Problem: Go through the records below and return each line that has "text" in it.

Given records:
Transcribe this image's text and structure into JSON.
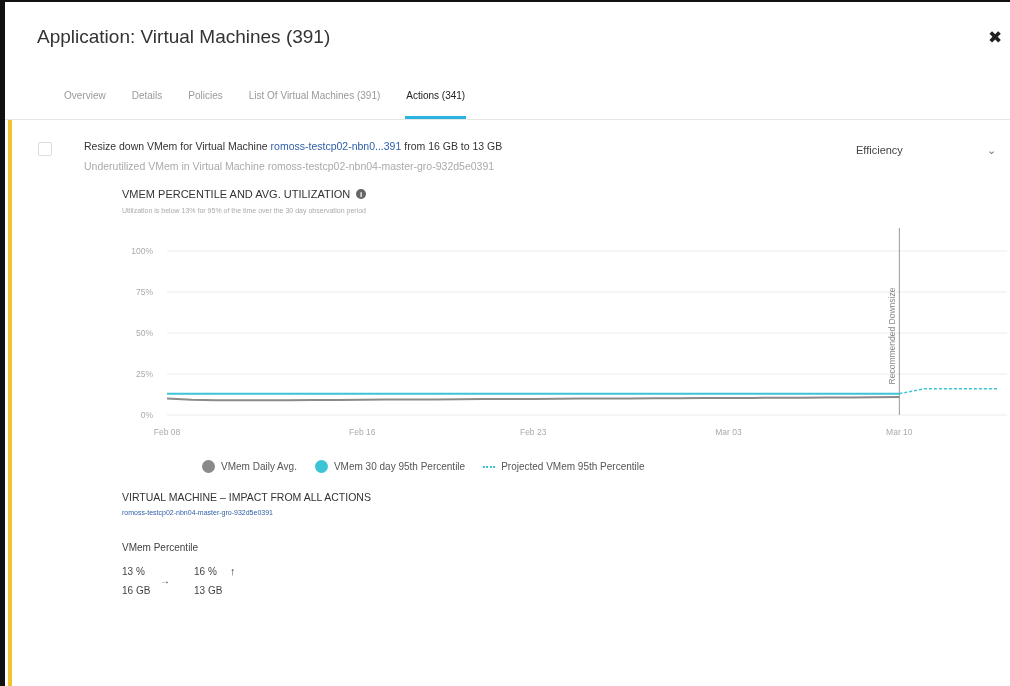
{
  "window": {
    "title": "Application: Virtual Machines (391)",
    "close": "✖"
  },
  "tabs": [
    {
      "label": "Overview",
      "selected": false
    },
    {
      "label": "Details",
      "selected": false
    },
    {
      "label": "Policies",
      "selected": false
    },
    {
      "label": "List Of Virtual Machines (391)",
      "selected": false
    },
    {
      "label": "Actions (341)",
      "selected": true
    }
  ],
  "action": {
    "checked": false,
    "title_before": "Resize down VMem for Virtual Machine ",
    "title_link": "romoss-testcp02-nbn0...391",
    "title_after": " from 16 GB to 13 GB",
    "subtitle": "Underutilized VMem in Virtual Machine romoss-testcp02-nbn04-master-gro-932d5e0391",
    "category": "Efficiency",
    "chevron": "⌄"
  },
  "chart_section": {
    "title": "VMEM PERCENTILE AND AVG. UTILIZATION",
    "info": "i",
    "note": "Utilization is below 13% for 95% of the time over the 30 day observation period",
    "chart_data": {
      "type": "line",
      "categories": [
        "Feb 08",
        null,
        null,
        null,
        null,
        null,
        null,
        null,
        "Feb 16",
        null,
        null,
        null,
        null,
        null,
        null,
        "Feb 23",
        null,
        null,
        null,
        null,
        null,
        null,
        null,
        "Mar 03",
        null,
        null,
        null,
        null,
        null,
        null,
        "Mar 10",
        null,
        null,
        null,
        null
      ],
      "series": [
        {
          "name": "VMem Daily Avg.",
          "color": "#8a8a8a",
          "line_style": "solid",
          "values": [
            10,
            9.3,
            9,
            9,
            9,
            9,
            9.2,
            9.2,
            9.3,
            9.4,
            9.5,
            9.5,
            9.6,
            9.7,
            9.8,
            9.8,
            9.9,
            10,
            10,
            10.1,
            10.2,
            10.2,
            10.3,
            10.3,
            10.4,
            10.5,
            10.5,
            10.6,
            10.7,
            10.8,
            10.9,
            null,
            null,
            null,
            null
          ]
        },
        {
          "name": "VMem 30 day 95th Percentile",
          "color": "#3cc4d6",
          "line_style": "solid",
          "values": [
            13,
            13,
            13,
            13,
            13,
            13,
            13,
            13,
            13,
            13,
            13,
            13,
            13,
            13,
            13,
            13,
            13,
            13,
            13,
            13,
            13,
            13,
            13,
            13,
            13,
            13,
            13,
            13,
            13,
            13,
            13,
            null,
            null,
            null,
            null
          ]
        },
        {
          "name": "Projected VMem 95th Percentile",
          "color": "#3cc4d6",
          "line_style": "dashed",
          "values": [
            null,
            null,
            null,
            null,
            null,
            null,
            null,
            null,
            null,
            null,
            null,
            null,
            null,
            null,
            null,
            null,
            null,
            null,
            null,
            null,
            null,
            null,
            null,
            null,
            null,
            null,
            null,
            null,
            null,
            null,
            13,
            16,
            16,
            16,
            16
          ]
        }
      ],
      "ylim": [
        0,
        100
      ],
      "grid": true,
      "yticks": [
        {
          "value": 0,
          "label": "0%"
        },
        {
          "value": 25,
          "label": "25%"
        },
        {
          "value": 50,
          "label": "50%"
        },
        {
          "value": 75,
          "label": "75%"
        },
        {
          "value": 100,
          "label": "100%"
        }
      ],
      "annotations": [
        "Recommended Downsize"
      ]
    }
  },
  "impact": {
    "title": "VIRTUAL MACHINE – IMPACT FROM ALL ACTIONS",
    "link": "romoss-testcp02-nbn04-master-gro-932d5e0391",
    "metric": "VMem Percentile",
    "before_pct": "13 %",
    "before_size": "16 GB",
    "arrow": "→",
    "after_pct": "16 %",
    "after_size": "13 GB",
    "trend": "↑"
  }
}
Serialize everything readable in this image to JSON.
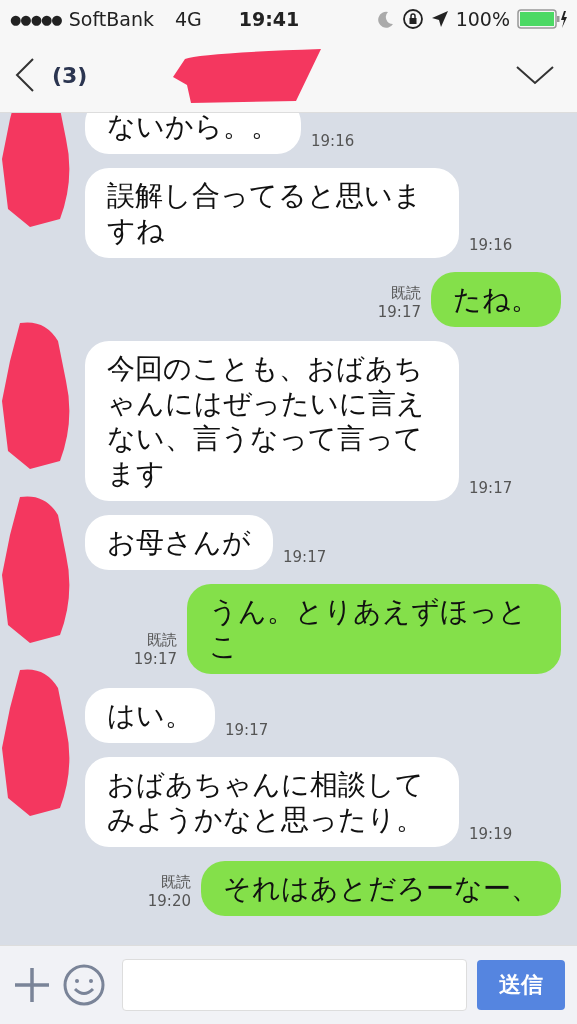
{
  "status_bar": {
    "signal_dots": "●●●●●",
    "carrier": "SoftBank",
    "network": "4G",
    "time": "19:41",
    "battery": "100%"
  },
  "header": {
    "unread": "(3)",
    "title_redacted": true
  },
  "messages": [
    {
      "kind": "in",
      "text": "ないから。。",
      "time": "19:16",
      "redacted_avatar": true
    },
    {
      "kind": "in",
      "text": "誤解し合ってると思いますね",
      "time": "19:16",
      "redacted_avatar": false
    },
    {
      "kind": "out",
      "text": "たね。",
      "time": "19:17",
      "read": "既読"
    },
    {
      "kind": "in",
      "text": "今回のことも、おばあちゃんにはぜったいに言えない、言うなって言ってます",
      "time": "19:17",
      "redacted_avatar": true
    },
    {
      "kind": "in",
      "text": "お母さんが",
      "time": "19:17",
      "redacted_avatar": true
    },
    {
      "kind": "out",
      "text": "うん。とりあえずほっとこ",
      "time": "19:17",
      "read": "既読"
    },
    {
      "kind": "in",
      "text": "はい。",
      "time": "19:17",
      "redacted_avatar": true
    },
    {
      "kind": "in",
      "text": "おばあちゃんに相談してみようかなと思ったり。",
      "time": "19:19",
      "redacted_avatar": false
    },
    {
      "kind": "out",
      "text": "それはあとだろーなー、",
      "time": "19:20",
      "read": "既読"
    }
  ],
  "input_bar": {
    "send_label": "送信"
  }
}
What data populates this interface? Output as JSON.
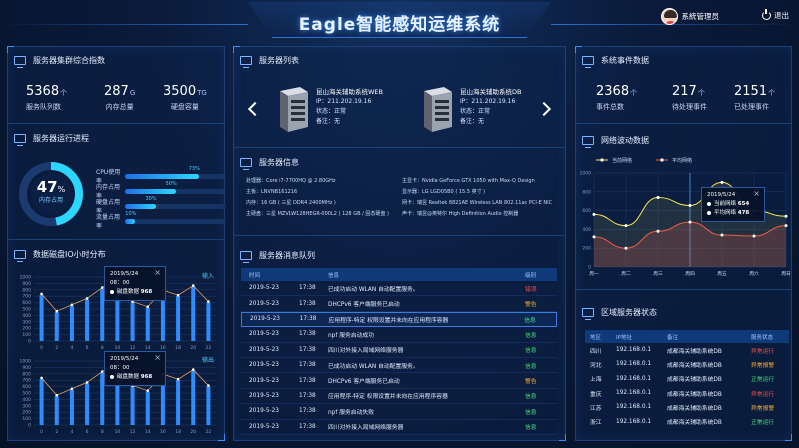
{
  "header": {
    "title": "Eagle智能感知运维系统",
    "user_name": "系統管理员",
    "logout_label": "退出"
  },
  "cluster": {
    "title": "服务器集群综合指数",
    "stats": [
      {
        "value": "5368",
        "unit": "个",
        "label": "服务队列数"
      },
      {
        "value": "287",
        "unit": "G",
        "label": "内存总量"
      },
      {
        "value": "3500",
        "unit": "TG",
        "label": "硬盘容量"
      }
    ]
  },
  "progress": {
    "title": "服务器运行进程",
    "gauge_value": "47",
    "gauge_unit": "%",
    "gauge_label": "内存占用",
    "bars": [
      {
        "label": "CPU使用率",
        "value": 73,
        "pct_label": "73%"
      },
      {
        "label": "内存占用率",
        "value": 50,
        "pct_label": "50%"
      },
      {
        "label": "硬盘占用率",
        "value": 30,
        "pct_label": "30%"
      },
      {
        "label": "流量占用率",
        "value": 10,
        "pct_label": "10%"
      }
    ]
  },
  "disk_io": {
    "title": "数据磁盘IO小时分布",
    "in_label": "输入",
    "out_label": "输出",
    "tooltip_date": "2019/5/24",
    "tooltip_time": "08：00",
    "tooltip_series": "磁盘数据",
    "tooltip_value": "968"
  },
  "chart_data": [
    {
      "type": "bar",
      "ylabel": "",
      "ylim": [
        0,
        1000
      ],
      "yticks": [
        "1000",
        "900",
        "800",
        "700",
        "600",
        "500",
        "400",
        "300",
        "200",
        "100",
        "0"
      ],
      "categories": [
        "0",
        "2",
        "4",
        "6",
        "8",
        "10",
        "12",
        "14",
        "16",
        "18",
        "20",
        "22"
      ],
      "series": [
        {
          "values": [
            720,
            450,
            550,
            650,
            820,
            968,
            600,
            520,
            780,
            700,
            850,
            600
          ]
        }
      ]
    },
    {
      "type": "bar",
      "ylim": [
        0,
        1000
      ],
      "yticks": [
        "1000",
        "900",
        "800",
        "700",
        "600",
        "500",
        "400",
        "300",
        "200",
        "100",
        "0"
      ],
      "categories": [
        "0",
        "2",
        "4",
        "6",
        "8",
        "10",
        "12",
        "14",
        "16",
        "18",
        "20",
        "22"
      ],
      "series": [
        {
          "values": [
            720,
            450,
            550,
            650,
            820,
            968,
            600,
            520,
            780,
            700,
            850,
            600
          ]
        }
      ]
    },
    {
      "type": "line",
      "ylim": [
        0,
        1000
      ],
      "yticks": [
        "1000",
        "800",
        "600",
        "400",
        "200",
        "0"
      ],
      "categories": [
        "周一",
        "周二",
        "周三",
        "周四",
        "周五",
        "周六",
        "周日"
      ],
      "series": [
        {
          "name": "当前网络",
          "values": [
            560,
            440,
            740,
            654,
            900,
            600,
            540
          ],
          "color": "#f0e44a"
        },
        {
          "name": "平均网络",
          "values": [
            320,
            200,
            380,
            478,
            340,
            330,
            440
          ],
          "color": "#f05a4a"
        }
      ]
    }
  ],
  "servers": {
    "title": "服务器列表",
    "list": [
      {
        "name": "昆山海关辅助系统WEB",
        "ip": "IP：211.202.19.16",
        "status": "状态：正常",
        "note": "备注：无"
      },
      {
        "name": "昆山海关辅助系统DB",
        "ip": "IP：211.202.19.16",
        "status": "状态：正常",
        "note": "备注：无"
      }
    ]
  },
  "server_info": {
    "title": "服务器信息",
    "left": [
      "处理器：Core i7-7700HQ @ 2.80GHz",
      "主板：LNVNB161216",
      "内存：16 GB ( 三星 DDR4 2400MHz )",
      "主硬盘：三星 MZVLW128HEGR-000L2 ( 128 GB / 固态硬盘 )"
    ],
    "right": [
      "主显卡：Nvidia GeForce GTX 1050 with Max-Q Design",
      "显示器：LG LGD05B0 ( 15.5 英寸 )",
      "网卡：瑞昱 Realtek 8821AE Wireless LAN 802.11ac PCI-E NIC",
      "声卡：瑞昱@英特尔 High Definition Audio 控制器"
    ]
  },
  "queue": {
    "title": "服务器消息队列",
    "headers": [
      "时间",
      "信息",
      "级别"
    ],
    "rows": [
      {
        "date": "2019-5-23",
        "time": "17:38",
        "msg": "已成功启动 WLAN 自动配置服务。",
        "level": "错误",
        "color": "#ff4a4a"
      },
      {
        "date": "2019-5-23",
        "time": "17:38",
        "msg": "DHCPv6 客户端服务已启动",
        "level": "警告",
        "color": "#ffb030"
      },
      {
        "date": "2019-5-23",
        "time": "17:38",
        "msg": "应用程序-特定 权限设置并未向在应用程序容器",
        "level": "信息",
        "color": "#3ee07a"
      },
      {
        "date": "2019-5-23",
        "time": "17:38",
        "msg": "npf 服务启动成功",
        "level": "信息",
        "color": "#3ee07a"
      },
      {
        "date": "2019-5-23",
        "time": "17:38",
        "msg": "四川对外接入局域网络服务器",
        "level": "信息",
        "color": "#3ee07a"
      },
      {
        "date": "2019-5-23",
        "time": "17:38",
        "msg": "已成功启动 WLAN 自动配置服务。",
        "level": "信息",
        "color": "#3ee07a"
      },
      {
        "date": "2019-5-23",
        "time": "17:38",
        "msg": "DHCPv6 客户端服务已启动",
        "level": "警告",
        "color": "#ffb030"
      },
      {
        "date": "2019-5-23",
        "time": "17:38",
        "msg": "应用程序-特定 权限设置并未向在应用程序容器",
        "level": "信息",
        "color": "#3ee07a"
      },
      {
        "date": "2019-5-23",
        "time": "17:38",
        "msg": "npf 服务启动失败",
        "level": "信息",
        "color": "#3ee07a"
      },
      {
        "date": "2019-5-23",
        "time": "17:38",
        "msg": "四川对外接入局域网络服务器",
        "level": "信息",
        "color": "#3ee07a"
      }
    ]
  },
  "events": {
    "title": "系统事件数据",
    "stats": [
      {
        "value": "2368",
        "unit": "个",
        "label": "事件总数"
      },
      {
        "value": "217",
        "unit": "个",
        "label": "待处理事件"
      },
      {
        "value": "2151",
        "unit": "个",
        "label": "已处理事件"
      }
    ]
  },
  "network": {
    "title": "网络波动数据",
    "legend_current": "当前网络",
    "legend_avg": "平均网络",
    "tooltip_date": "2019/5/24",
    "tooltip_line1_label": "当前网络",
    "tooltip_line1_value": "654",
    "tooltip_line2_label": "平均网络",
    "tooltip_line2_value": "478"
  },
  "region": {
    "title": "区域服务器状态",
    "headers": [
      "地区",
      "IP地址",
      "备注",
      "服务状态"
    ],
    "rows": [
      {
        "area": "四川",
        "ip": "192.168.0.1",
        "note": "成都海关辅助系统DB",
        "status": "异常运行",
        "color": "#ff4a4a"
      },
      {
        "area": "河北",
        "ip": "192.168.0.1",
        "note": "成都海关辅助系统DB",
        "status": "异常报警",
        "color": "#ffb030"
      },
      {
        "area": "上海",
        "ip": "192.168.0.1",
        "note": "成都海关辅助系统DB",
        "status": "正常运行",
        "color": "#3ee07a"
      },
      {
        "area": "重庆",
        "ip": "192.168.0.1",
        "note": "成都海关辅助系统DB",
        "status": "异常运行",
        "color": "#ff4a4a"
      },
      {
        "area": "江苏",
        "ip": "192.168.0.1",
        "note": "成都海关辅助系统DB",
        "status": "异常报警",
        "color": "#ffb030"
      },
      {
        "area": "浙江",
        "ip": "192.168.0.1",
        "note": "成都海关辅助系统DB",
        "status": "正常运行",
        "color": "#3ee07a"
      }
    ]
  }
}
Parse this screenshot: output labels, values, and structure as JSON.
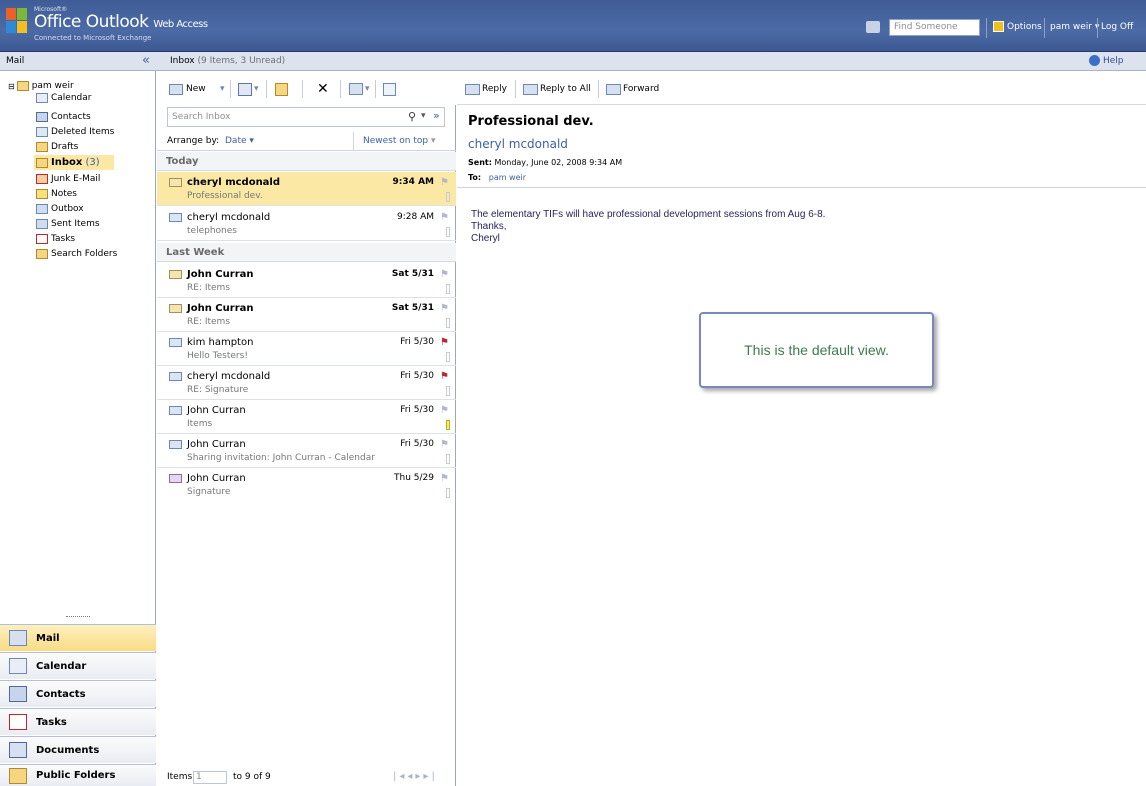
{
  "app": {
    "ms_label": "Microsoft®",
    "title_main": "Office Outlook",
    "title_sub": "Web Access",
    "connected": "Connected to Microsoft Exchange",
    "find_placeholder": "Find Someone",
    "options": "Options",
    "user": "pam weir",
    "logoff": "Log Off",
    "help": "Help"
  },
  "sidebar": {
    "header": "Mail",
    "collapse_glyph": "«",
    "root": "pam weir",
    "folders": [
      {
        "label": "Calendar"
      },
      {
        "label": "Contacts"
      },
      {
        "label": "Deleted Items"
      },
      {
        "label": "Drafts"
      },
      {
        "label": "Inbox",
        "count": "(3)"
      },
      {
        "label": "Junk E-Mail"
      },
      {
        "label": "Notes"
      },
      {
        "label": "Outbox"
      },
      {
        "label": "Sent Items"
      },
      {
        "label": "Tasks"
      },
      {
        "label": "Search Folders"
      }
    ],
    "nav": [
      "Mail",
      "Calendar",
      "Contacts",
      "Tasks",
      "Documents",
      "Public Folders"
    ]
  },
  "list": {
    "title": "Inbox",
    "summary": "(9 Items, 3 Unread)",
    "new_label": "New",
    "search_placeholder": "Search Inbox",
    "arrange_label": "Arrange by:",
    "arrange_value": "Date",
    "order": "Newest on top",
    "groups": [
      "Today",
      "Last Week"
    ],
    "items_label": "Items",
    "items_value": "1",
    "items_range": "to 9 of 9",
    "messages": [
      {
        "from": "cheryl mcdonald",
        "subject": "Professional dev.",
        "date": "9:34 AM"
      },
      {
        "from": "cheryl mcdonald",
        "subject": "telephones",
        "date": "9:28 AM"
      },
      {
        "from": "John Curran",
        "subject": "RE: Items",
        "date": "Sat 5/31"
      },
      {
        "from": "John Curran",
        "subject": "RE: Items",
        "date": "Sat 5/31"
      },
      {
        "from": "kim hampton",
        "subject": "Hello Testers!",
        "date": "Fri 5/30"
      },
      {
        "from": "cheryl mcdonald",
        "subject": "RE: Signature",
        "date": "Fri 5/30"
      },
      {
        "from": "John Curran",
        "subject": "Items",
        "date": "Fri 5/30"
      },
      {
        "from": "John Curran",
        "subject": "Sharing invitation: John Curran - Calendar",
        "date": "Fri 5/30"
      },
      {
        "from": "John Curran",
        "subject": "Signature",
        "date": "Thu 5/29"
      }
    ]
  },
  "reading": {
    "reply": "Reply",
    "reply_all": "Reply to All",
    "forward": "Forward",
    "subject": "Professional dev.",
    "sender": "cheryl mcdonald",
    "sent_label": "Sent:",
    "sent_value": "Monday, June 02, 2008 9:34 AM",
    "to_label": "To:",
    "to_value": "pam weir",
    "body_line1": "The elementary TIFs will have professional development sessions from Aug 6-8.",
    "body_line2": "Thanks,",
    "body_line3": "Cheryl",
    "callout": "This is the default view."
  },
  "colors": {
    "header": "#4c6ba6",
    "selected_row": "#fbe8a5",
    "flag_red": "#c0272d",
    "link": "#3d5fa6"
  }
}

Solved exercise:
Transcribe this image's text and structure into JSON.
      "text": "ないから。。",
      "text": "誤解し合ってると思いますね",
      "text": "たね。",
      "text": "今回のことも、おばあちゃんにはぜったいに言えない、言うなって言ってます",
      "text": "お母さんが",
      "text": "うん。とりあえずほっとこ",
      "text": "はい。",
      "text": "おばあちゃんに相談してみようかなと思ったり。",
      "text": "それはあとだろーなー、",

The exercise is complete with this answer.